[Component data from apps and pages]
•••••
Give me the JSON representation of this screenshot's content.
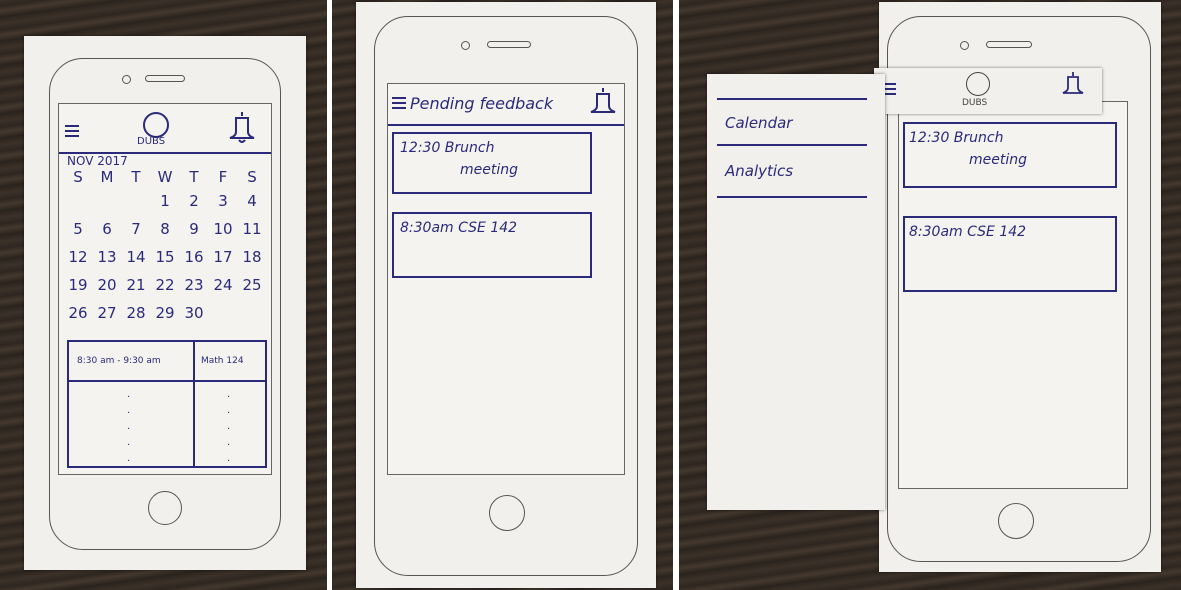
{
  "panel1": {
    "title": "DUBS",
    "month": "NOV 2017",
    "weekdays": [
      "S",
      "M",
      "T",
      "W",
      "T",
      "F",
      "S"
    ],
    "days": [
      [
        "",
        "",
        "",
        "",
        "1",
        "2",
        "3",
        "4"
      ],
      [
        "5",
        "6",
        "7",
        "8",
        "9",
        "10",
        "11"
      ],
      [
        "12",
        "13",
        "14",
        "15",
        "16",
        "17",
        "18"
      ],
      [
        "19",
        "20",
        "21",
        "22",
        "23",
        "24",
        "25"
      ],
      [
        "26",
        "27",
        "28",
        "29",
        "30"
      ]
    ],
    "event": {
      "time": "8:30 am - 9:30 am",
      "name": "Math 124"
    }
  },
  "panel2": {
    "title": "Pending feedback",
    "cards": [
      {
        "line1": "12:30 Brunch",
        "line2": "meeting"
      },
      {
        "line1": "8:30am CSE 142",
        "line2": ""
      }
    ]
  },
  "panel3": {
    "title": "DUBS",
    "menu": [
      "Calendar",
      "Analytics"
    ],
    "cards": [
      {
        "line1": "12:30 Brunch",
        "line2": "meeting"
      },
      {
        "line1": "8:30am CSE 142",
        "line2": ""
      }
    ]
  },
  "icons": {
    "menu": "hamburger-icon",
    "notifications": "bell-icon",
    "logo": "dubs-logo-icon",
    "home": "home-button-icon"
  },
  "colors": {
    "ink": "#2b2a7a",
    "paper": "#f1f0ec",
    "table": "#3b3128"
  }
}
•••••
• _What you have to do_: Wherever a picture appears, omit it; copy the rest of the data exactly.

• _Task result_:
Give me the JSON representation of this screenshot's content.
{
  "panel1": {
    "title": "DUBS",
    "month": "NOV 2017",
    "weekdays": [
      "S",
      "M",
      "T",
      "W",
      "T",
      "F",
      "S"
    ],
    "days": [
      [
        "",
        "",
        "",
        "",
        "1",
        "2",
        "3",
        "4"
      ],
      [
        "5",
        "6",
        "7",
        "8",
        "9",
        "10",
        "11"
      ],
      [
        "12",
        "13",
        "14",
        "15",
        "16",
        "17",
        "18"
      ],
      [
        "19",
        "20",
        "21",
        "22",
        "23",
        "24",
        "25"
      ],
      [
        "26",
        "27",
        "28",
        "29",
        "30"
      ]
    ],
    "event": {
      "time": "8:30 am - 9:30 am",
      "name": "Math 124"
    }
  },
  "panel2": {
    "title": "Pending feedback",
    "cards": [
      {
        "line1": "12:30 Brunch",
        "line2": "meeting"
      },
      {
        "line1": "8:30am CSE 142",
        "line2": ""
      }
    ]
  },
  "panel3": {
    "title": "DUBS",
    "menu": [
      "Calendar",
      "Analytics"
    ],
    "cards": [
      {
        "line1": "12:30 Brunch",
        "line2": "meeting"
      },
      {
        "line1": "8:30am CSE 142",
        "line2": ""
      }
    ]
  },
  "icons": {
    "menu": "hamburger-icon",
    "notifications": "bell-icon",
    "logo": "dubs-logo-icon",
    "home": "home-button-icon"
  },
  "colors": {
    "ink": "#2b2a7a",
    "paper": "#f1f0ec",
    "table": "#3b3128"
  }
}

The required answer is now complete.